With Royal de Luxe Fatou plays around the world. During rehearsals and moments of calm, she amuses herself in humming in the wings; On hearing it, the director soon made her sing during the shows. Encouraged by the reception of the public, she began between tours to perform in Parisian clubs. There she meets the Malian musician and producer Cheikh Tidiane Seck, who returns her to Mali to perform the choruses on the albums he produces for Oumou Sangaré (Seya) and Dee Dee Bridgewater (Red Earth). Fatou also participates in the tours.
On his return to France, pushed by Rokia Traoré who also encourages him to play guitar, Fatou plays the role of Karaba in the musical Kirikou and Karaba. She tells with a smile: A Malian girl with an acoustic guitar, it was a marvelous and audacious thing. Why should the guitar be reserved for men? Fatou learns the six strings self-taught and begins to write songs. This is where she understands that music is her true passion and that she decides to devote herself to it fully. She records models on which she sings and plays all the instruments. Oumou Sangaré presents it to the World Circuit label, the recording of her first album can begin … Her album Fatou was released in October 2011.
Between sessions of recordings and his first concerts, Fatou finds however, time to participate in the project Africa Express by Damon Albarn, not forgetting AfroCubism and the project Imagine of Herbie Hancock and the new album of Bobby Womack.

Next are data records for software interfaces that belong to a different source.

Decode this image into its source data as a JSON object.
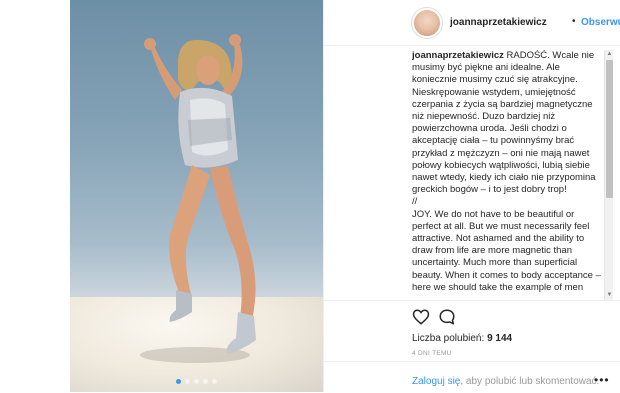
{
  "header": {
    "username": "joannaprzetakiewicz",
    "separator": "•",
    "follow_label": "Obserwuj"
  },
  "caption": {
    "username": "joannaprzetakiewicz",
    "text": " RADOŚĆ. Wcale nie musimy być piękne ani idealne. Ale koniecznie musimy czuć się atrakcyjne. Nieskrępowanie wstydem, umiejętność czerpania z życia są bardziej magnetyczne niż niepewność. Duzo bardziej niż powierzchowna uroda. Jeśli chodzi o akceptację ciała – tu powinnyśmy brać przykład z mężczyzn – oni nie mają nawet połowy kobiecych wątpliwości, lubią siebie nawet wtedy, kiedy ich ciało nie przypomina greckich bogów – i to jest dobry trop!\n//\nJOY. We do not have to be beautiful or perfect at all. But we must necessarily feel attractive. Not ashamed and the ability to draw from life are more magnetic than uncertainty. Much more than superficial beauty. When it comes to body acceptance – here we should take the example of men"
  },
  "actions": {
    "likes_label": "Liczba polubień:",
    "likes_count": "9 144",
    "timestamp": "4 DNI TEMU"
  },
  "login": {
    "login_link": "Zaloguj się",
    "rest_text": ", aby polubić lub skomentować.",
    "more_label": "•••"
  },
  "icons": {
    "like": "heart-icon",
    "comment": "comment-icon",
    "more": "more-options-icon"
  },
  "colors": {
    "accent": "#3897f0",
    "text": "#262626",
    "muted": "#999999"
  },
  "carousel": {
    "total": 5,
    "active": 1
  }
}
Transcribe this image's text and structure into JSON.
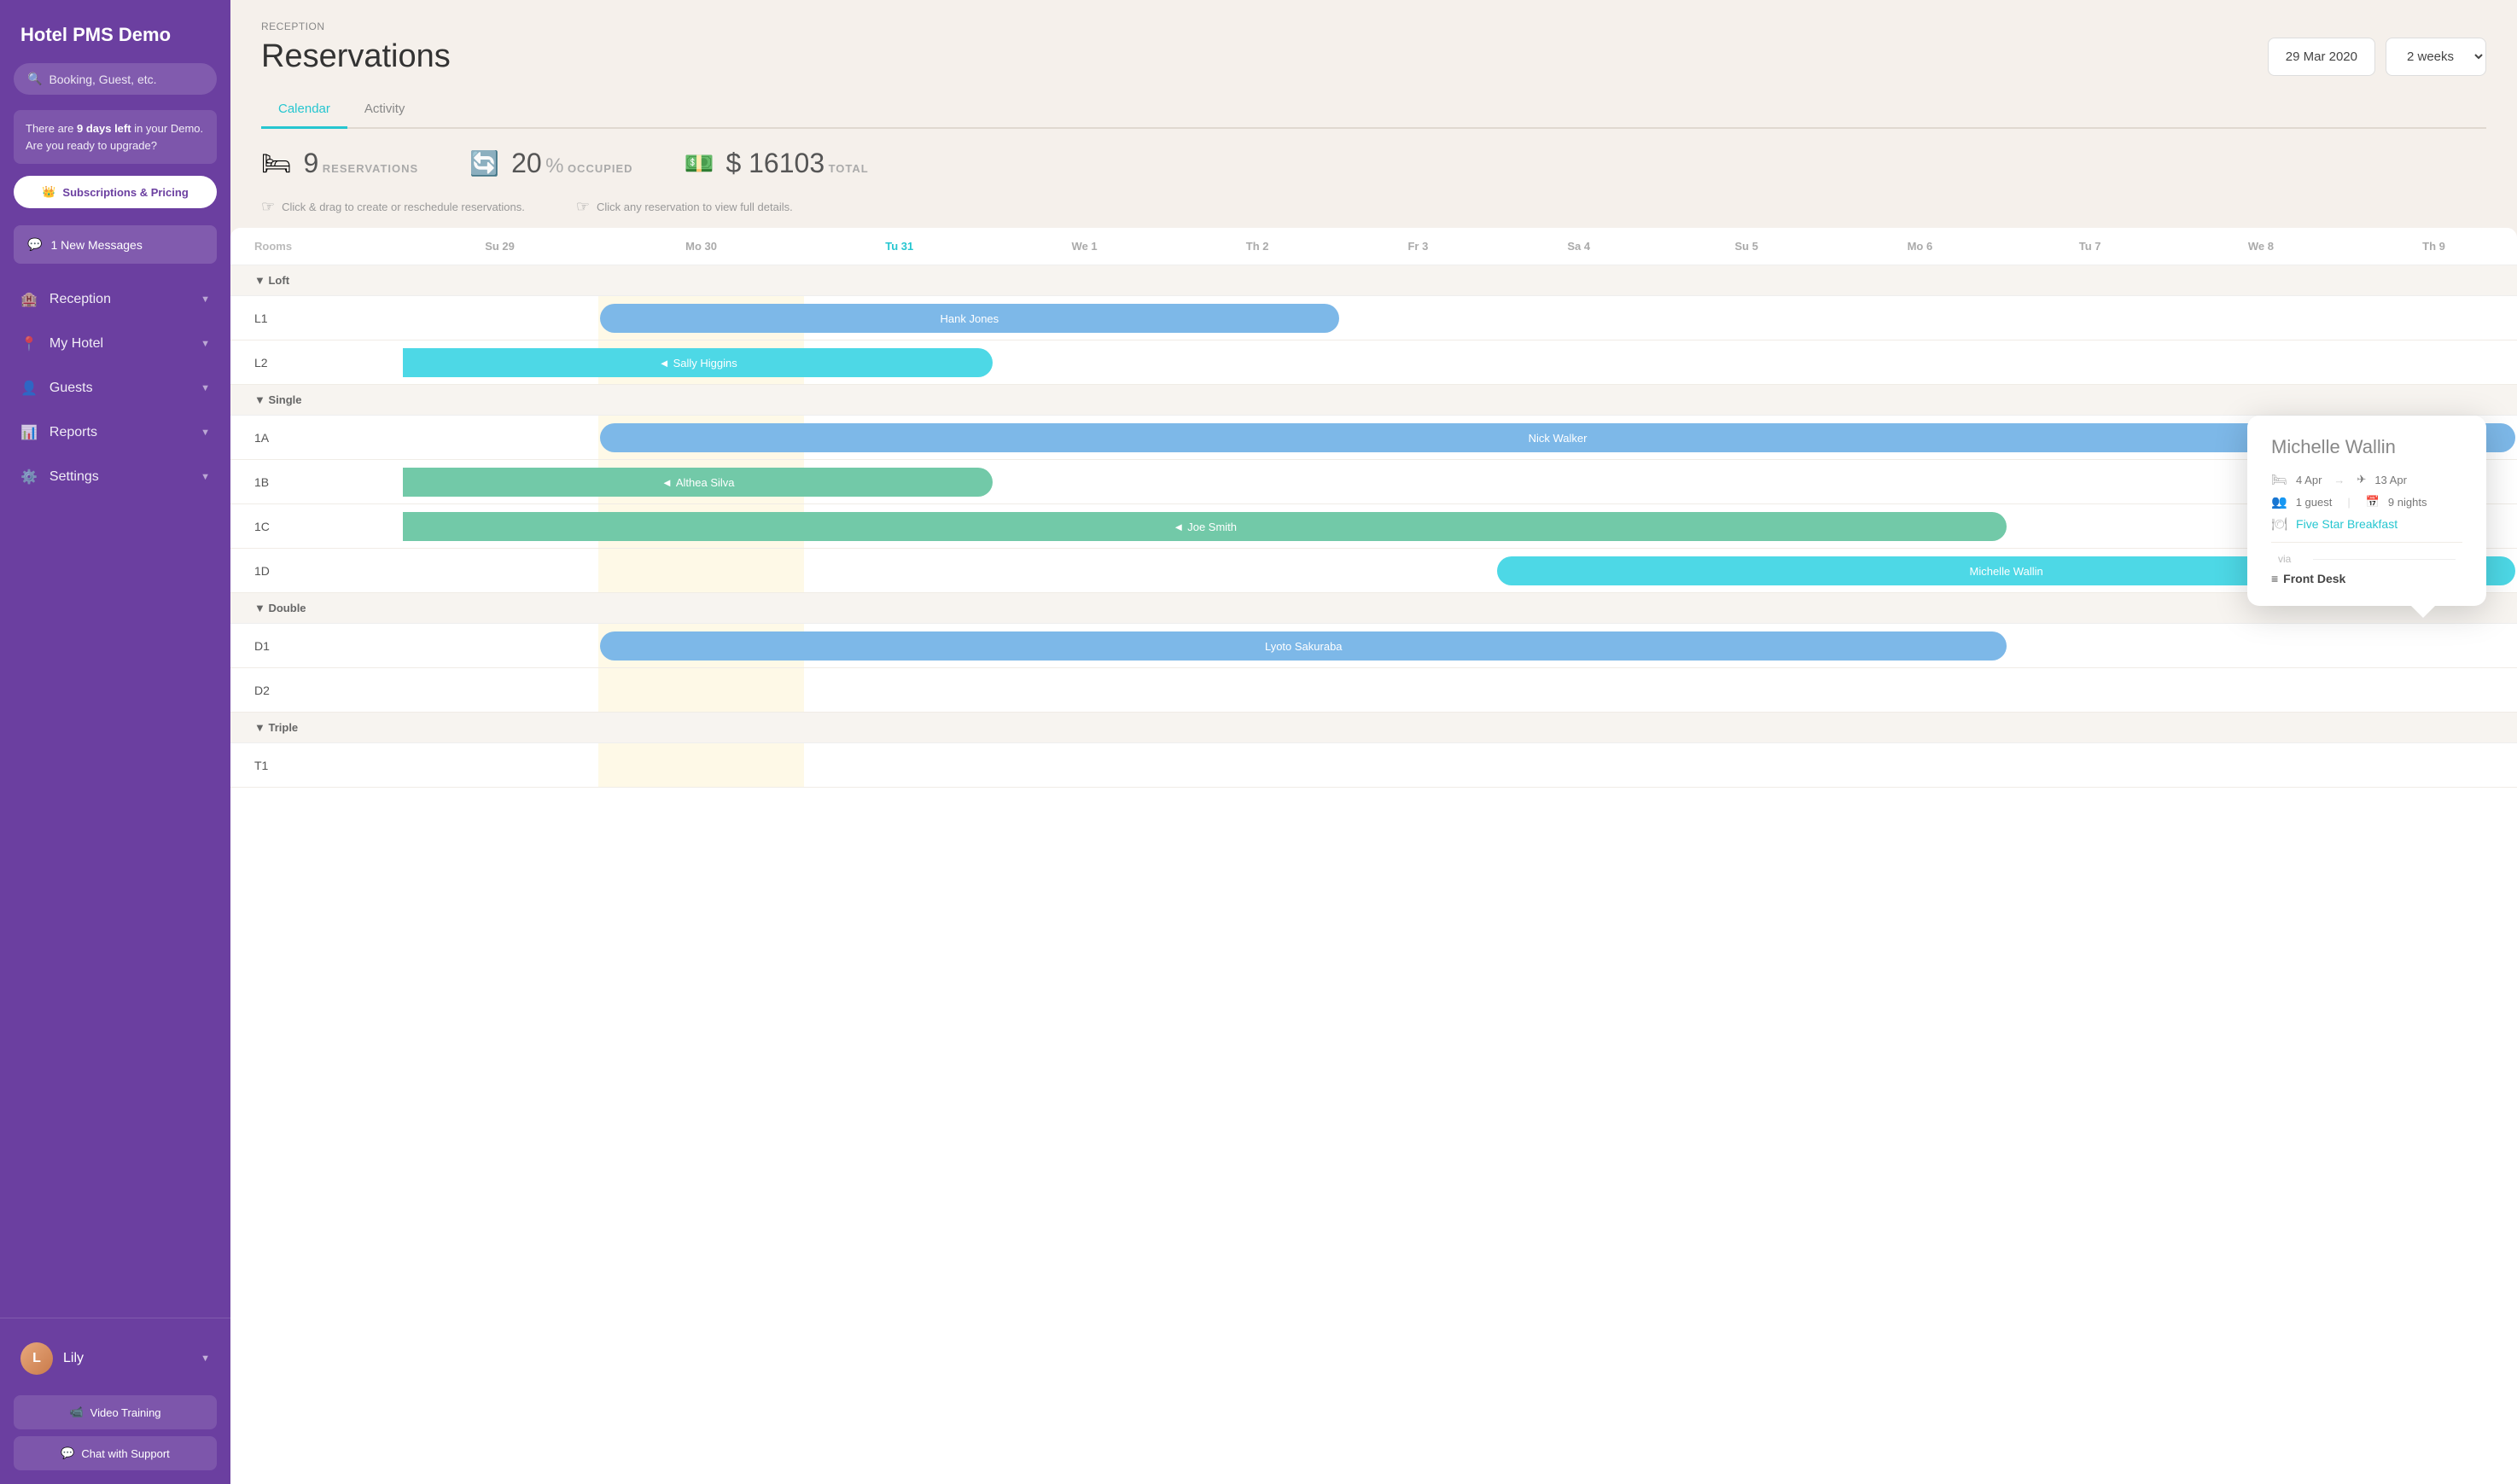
{
  "sidebar": {
    "title": "Hotel PMS Demo",
    "search_placeholder": "Booking, Guest, etc.",
    "demo_notice": "There are ",
    "demo_days": "9 days left",
    "demo_notice2": " in your Demo. Are you ready to upgrade?",
    "upgrade_btn": "Subscriptions & Pricing",
    "messages_btn": "1 New Messages",
    "nav_items": [
      {
        "id": "reception",
        "label": "Reception",
        "icon": "🏨"
      },
      {
        "id": "my-hotel",
        "label": "My Hotel",
        "icon": "📍"
      },
      {
        "id": "guests",
        "label": "Guests",
        "icon": "👤"
      },
      {
        "id": "reports",
        "label": "Reports",
        "icon": "📊"
      },
      {
        "id": "settings",
        "label": "Settings",
        "icon": "⚙️"
      }
    ],
    "user": {
      "name": "Lily",
      "avatar_initials": "L"
    },
    "video_training_btn": "Video Training",
    "chat_support_btn": "Chat with Support"
  },
  "header": {
    "breadcrumb": "RECEPTION",
    "title": "Reservations",
    "date": "29 Mar 2020",
    "weeks": "2 weeks"
  },
  "tabs": [
    {
      "id": "calendar",
      "label": "Calendar",
      "active": true
    },
    {
      "id": "activity",
      "label": "Activity",
      "active": false
    }
  ],
  "stats": {
    "reservations": {
      "count": "9",
      "label": "RESERVATIONS",
      "icon": "🛏"
    },
    "occupied": {
      "percent": "20",
      "label": "OCCUPIED",
      "icon": "🔄"
    },
    "total": {
      "amount": "$ 16103",
      "label": "TOTAL",
      "icon": "💵"
    }
  },
  "hints": [
    {
      "text": "Click & drag to create or reschedule reservations.",
      "icon": "☝"
    },
    {
      "text": "Click any reservation to view full details.",
      "icon": "☝"
    }
  ],
  "calendar": {
    "rooms_label": "Rooms",
    "columns": [
      {
        "label": "Su 29",
        "today": false
      },
      {
        "label": "Mo 30",
        "today": false
      },
      {
        "label": "Tu 31",
        "today": true
      },
      {
        "label": "We 1",
        "today": false
      },
      {
        "label": "Th 2",
        "today": false
      },
      {
        "label": "Fr 3",
        "today": false
      },
      {
        "label": "Sa 4",
        "today": false
      },
      {
        "label": "Su 5",
        "today": false
      },
      {
        "label": "Mo 6",
        "today": false
      },
      {
        "label": "Tu 7",
        "today": false
      },
      {
        "label": "We 8",
        "today": false
      },
      {
        "label": "Th 9",
        "today": false
      }
    ],
    "groups": [
      {
        "name": "Loft",
        "rooms": [
          {
            "id": "L1",
            "reservations": [
              {
                "name": "Hank Jones",
                "color": "blue",
                "start": 1,
                "span": 4
              }
            ]
          },
          {
            "id": "L2",
            "reservations": [
              {
                "name": "Sally Higgins",
                "color": "cyan",
                "start": 0,
                "span": 3
              }
            ]
          }
        ]
      },
      {
        "name": "Single",
        "rooms": [
          {
            "id": "1A",
            "reservations": [
              {
                "name": "Nick Walker",
                "color": "blue",
                "start": 1,
                "span": 11
              }
            ]
          },
          {
            "id": "1B",
            "reservations": [
              {
                "name": "Althea Silva",
                "color": "green",
                "start": 0,
                "span": 3
              }
            ]
          },
          {
            "id": "1C",
            "reservations": [
              {
                "name": "Joe Smith",
                "color": "green",
                "start": 0,
                "span": 9
              }
            ]
          },
          {
            "id": "1D",
            "reservations": [
              {
                "name": "Michelle Wallin",
                "color": "cyan",
                "start": 6,
                "span": 6
              }
            ]
          }
        ]
      },
      {
        "name": "Double",
        "rooms": [
          {
            "id": "D1",
            "reservations": [
              {
                "name": "Lyoto Sakuraba",
                "color": "blue",
                "start": 1,
                "span": 8
              }
            ]
          },
          {
            "id": "D2",
            "reservations": []
          }
        ]
      },
      {
        "name": "Triple",
        "rooms": [
          {
            "id": "T1",
            "reservations": []
          }
        ]
      }
    ]
  },
  "tooltip": {
    "name": "Michelle Wallin",
    "checkin": "4 Apr",
    "checkout": "13 Apr",
    "guests": "1 guest",
    "nights": "9 nights",
    "addon": "Five Star Breakfast",
    "via_label": "via",
    "source_icon": "≡",
    "source": "Front Desk"
  },
  "colors": {
    "purple": "#6b3fa0",
    "cyan": "#26c6d0",
    "blue_bar": "#7db8e8",
    "green_bar": "#72c9a8",
    "cyan_bar": "#4dd8e6"
  }
}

In January 2013 in response to the situation in Mali, Fatoumata Diawara brought together some forty renowned Malian musicians to record the song “Mali Ko”. Among others, Amadou & Mariam, Oumou Sangare, Bassekou Kouyate, Vieux Farka Touré, Toumani Diabaté, Khaira Arby, Kasse Mady Diabaté, Tiken Jah Fakoly, Habib Koité ..